BOISE -- Four men are suing the Mormon church and Boy Scouts of America in federal court because they say they were sexually abused while attending scouting functions in Idaho. The men, who are now in their 40s and 50s, say the institutions failed to inform parents and police of the potential threat of abuse.
Attorneys Gilion Dumas, Andrew Chasan and Timothy Walton filed the lawsuit in Boise's U.S. District Court on Monday on behalf of the four men, who are named only as John Does I (one) through IV (four) in the lawsuit to protect their privacy.
Three of the men in the lawsuit say they were in troops sponsored by the Church of Jesus Christ of Latter-day Saints and that they were abused by scout leaders while at scouting functions or on camping trips. The fourth says he was in a troop sponsored by the Elks Club in Lewiston when he was abused.
According to their lawyers, the four male victims, previously didn't have any reason to think the Scouts or the LDS Churches who sponsored the troops knew there was a threat of abusers in the program. That recently changed when thousands of documents were made public last year.
Thousands of so-called "Perversion Files" came out after a 2010 abuse case against an assistant scout master in Oregon. The documents show years of abuse allegations and which volunteer leaders were known abusers. One of the attorneys on that case, Gilion Dumas, is now involved in the newly-filed Idaho case.
"Our fraud theory is based on the idea that the Boy Scouts and the LDS Church, as the largest sponsor of Boy Scouts, knew for decades that pedophiles were targeting their organizations in order to get access to young boys so that they could sexually exploit, molest and abuse these boys," Dumas said.
The new Idaho case involves four alleged victims; two who say they were abused by the same man. Some of the alleged perpetrators were in the "Perversion Files" for past instances that happened before the victims' alleged abuse on camping trips, in LDS ward buildings and the Boy Scouts Council Headquarters in Boise.
For example, one man was put into the files years before he then worked with the victim in an Idaho Boy Scout troop.
"Because the file system was secret, the Boy Scouts never informed the sponsoring organization or the families that he was in the files and kicked out, so he kept showing up at troop meetings for several more years and continued to abuse scouts," Dumas said.
The lawsuit sites several places in the Boy Scout handbook from the era the victims were in the scouts, all of which encourage scouts to seek help, instruction and guidence from their leaders. Because some leaders were in fact in confidential files with known abuse allegations, attorneys say not disclosing that information was contradictory to what scouts learned and posed danger.
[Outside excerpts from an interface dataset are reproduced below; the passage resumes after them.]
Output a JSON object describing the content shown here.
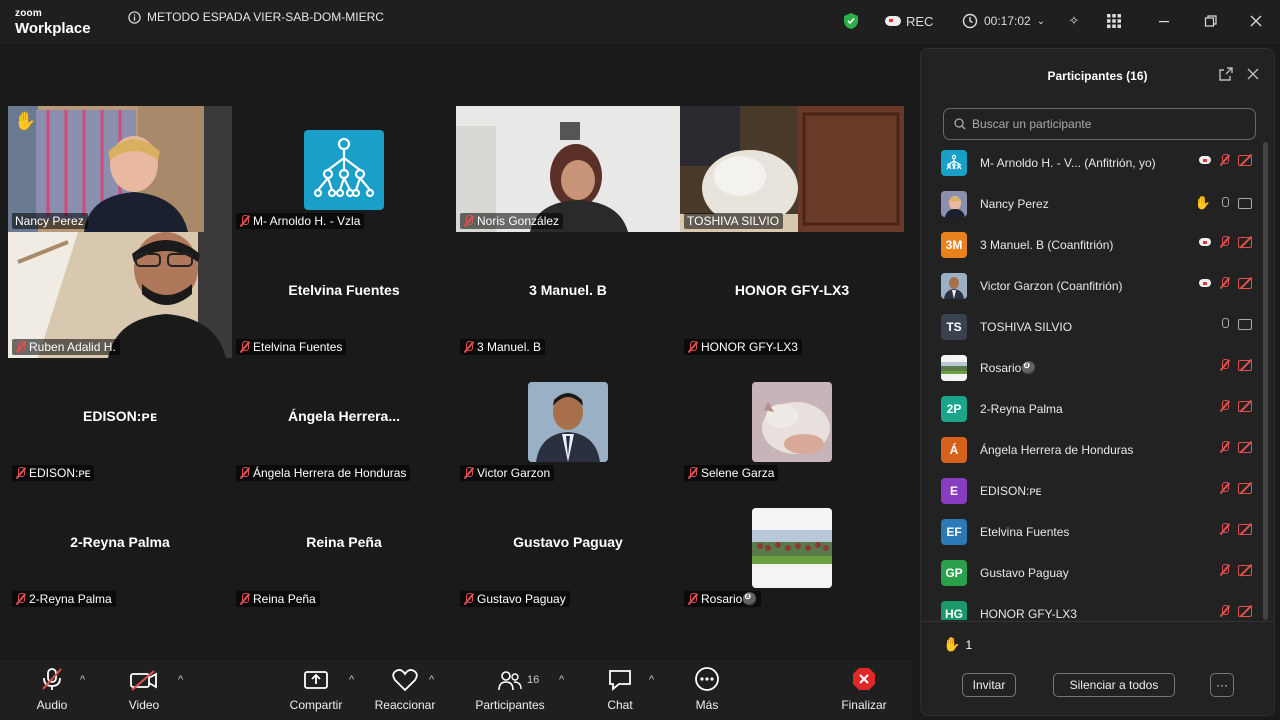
{
  "titlebar": {
    "brand_top": "zoom",
    "brand_bottom": "Workplace",
    "meeting_title": "METODO ESPADA VIER-SAB-DOM-MIERC",
    "rec_label": "REC",
    "timer": "00:17:02"
  },
  "tiles": [
    {
      "name": "Nancy Perez",
      "type": "video",
      "active": true,
      "hand": true
    },
    {
      "name": "M- Arnoldo H. - Vzla",
      "type": "avatar-img"
    },
    {
      "name": "Noris González",
      "type": "video"
    },
    {
      "name": "TOSHIVA SILVIO",
      "type": "video"
    },
    {
      "name": "Ruben Adalid H.",
      "type": "video"
    },
    {
      "name": "Etelvina Fuentes",
      "center": "Etelvina Fuentes",
      "type": "name"
    },
    {
      "name": "3 Manuel. B",
      "center": "3 Manuel. B",
      "type": "name"
    },
    {
      "name": "HONOR GFY-LX3",
      "center": "HONOR GFY-LX3",
      "type": "name"
    },
    {
      "name": "EDISON:ᴘᴇ",
      "center": "EDISON:ᴘᴇ",
      "type": "name"
    },
    {
      "name": "Ángela Herrera de Honduras",
      "center": "Ángela  Herrera...",
      "type": "name"
    },
    {
      "name": "Victor Garzon",
      "type": "avatar-img"
    },
    {
      "name": "Selene Garza",
      "type": "avatar-img"
    },
    {
      "name": "2-Reyna Palma",
      "center": "2-Reyna Palma",
      "type": "name"
    },
    {
      "name": "Reina Peña",
      "center": "Reina Peña",
      "type": "name"
    },
    {
      "name": "Gustavo Paguay",
      "center": "Gustavo Paguay",
      "type": "name"
    },
    {
      "name": "Rosario🎱",
      "type": "avatar-img"
    }
  ],
  "panel": {
    "title": "Participantes (16)",
    "search_placeholder": "Buscar un participante",
    "participants": [
      {
        "name": "M- Arnoldo H. - V...  (Anfitrión, yo)",
        "initials": "",
        "color": "#1aa0c8"
      },
      {
        "name": "Nancy Perez",
        "initials": "",
        "color": "#a08070"
      },
      {
        "name": "3 Manuel. B (Coanfitrión)",
        "initials": "3M",
        "color": "#e8821c"
      },
      {
        "name": "Victor Garzon (Coanfitrión)",
        "initials": "",
        "color": "#3a4a6a"
      },
      {
        "name": "TOSHIVA SILVIO",
        "initials": "TS",
        "color": "#3a4250"
      },
      {
        "name": "Rosario🎱",
        "initials": "",
        "color": "#6a8a5a"
      },
      {
        "name": "2-Reyna Palma",
        "initials": "2P",
        "color": "#1ba58a"
      },
      {
        "name": "Ángela Herrera de Honduras",
        "initials": "Á",
        "color": "#d4621c"
      },
      {
        "name": "EDISON:ᴘᴇ",
        "initials": "E",
        "color": "#8a3cc0"
      },
      {
        "name": "Etelvina Fuentes",
        "initials": "EF",
        "color": "#2a7ab8"
      },
      {
        "name": "Gustavo Paguay",
        "initials": "GP",
        "color": "#2aa04a"
      },
      {
        "name": "HONOR GFY-LX3",
        "initials": "HG",
        "color": "#1a9a6a"
      }
    ],
    "raised_hands": "1",
    "invite": "Invitar",
    "mute_all": "Silenciar a todos",
    "more": "···"
  },
  "toolbar": {
    "audio": "Audio",
    "video": "Video",
    "share": "Compartir",
    "react": "Reaccionar",
    "participants": "Participantes",
    "participants_count": "16",
    "chat": "Chat",
    "more": "Más",
    "end": "Finalizar"
  }
}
"[The Boy Scouts and LDS Church] had a duty to disclose the problem because of the special relationship of trust and confidence that exists between these organizations and the young boys who join scouting," Chasen said.
Now the four victims are asking for an apology and any money a jury would see fit if the scouts and church were found guilty.
"The victims want an apology. They want their voice heard. They've lived with this horrible secret their entire lives. They have been prisoners in their own minds for their entire lives, and they want justice. And that's what we're seeking," attorney Tim Walton said.
The attorneys say they've already identified more potential victims and expect more could come forward.
"Given the prevalence of Boy Scouts in Idaho, how many thousands of children were involved in Boy Scouts as they were growing up, we think it's definitely likely that there are other victims of these three pedophiles," Dumas said.
KTVB reached out to both the LDS Church in Salt Lake City and the Boy Scouts of America. Their emailed responses are below:
Statement from the LDS Church:
"The Church of Jesus Christ of Latter-day Saints has zero tolerance for abuse of any kind, and works diligently to prevent abuse and provide support and assistance to victims of abuse. Leaders at every level are instructed in how to safeguard against abuse and are given tools to respond when it does occur. Anyone who engages in abuse of any kind is rightfully subject to both legal prosecution and to formal Church discipline."
Statement from the Boy Scouts of America:
"Any instance of child victimization or abuse is intolerable and unacceptable. While we can't comment on the lawsuit, we deeply regret that there have been times when Scouts were abused, and for that we are very sorry and extend our deepest sympathies to victims. The BSA was one of the first youth programs to develop youth protection policies and education, and has continuously enhanced its multi-tiered policies and procedures, which now include background checks, comprehensive training programs, and safety policies, like requiring all members to report even suspicions of abuse directly to local law enforcement."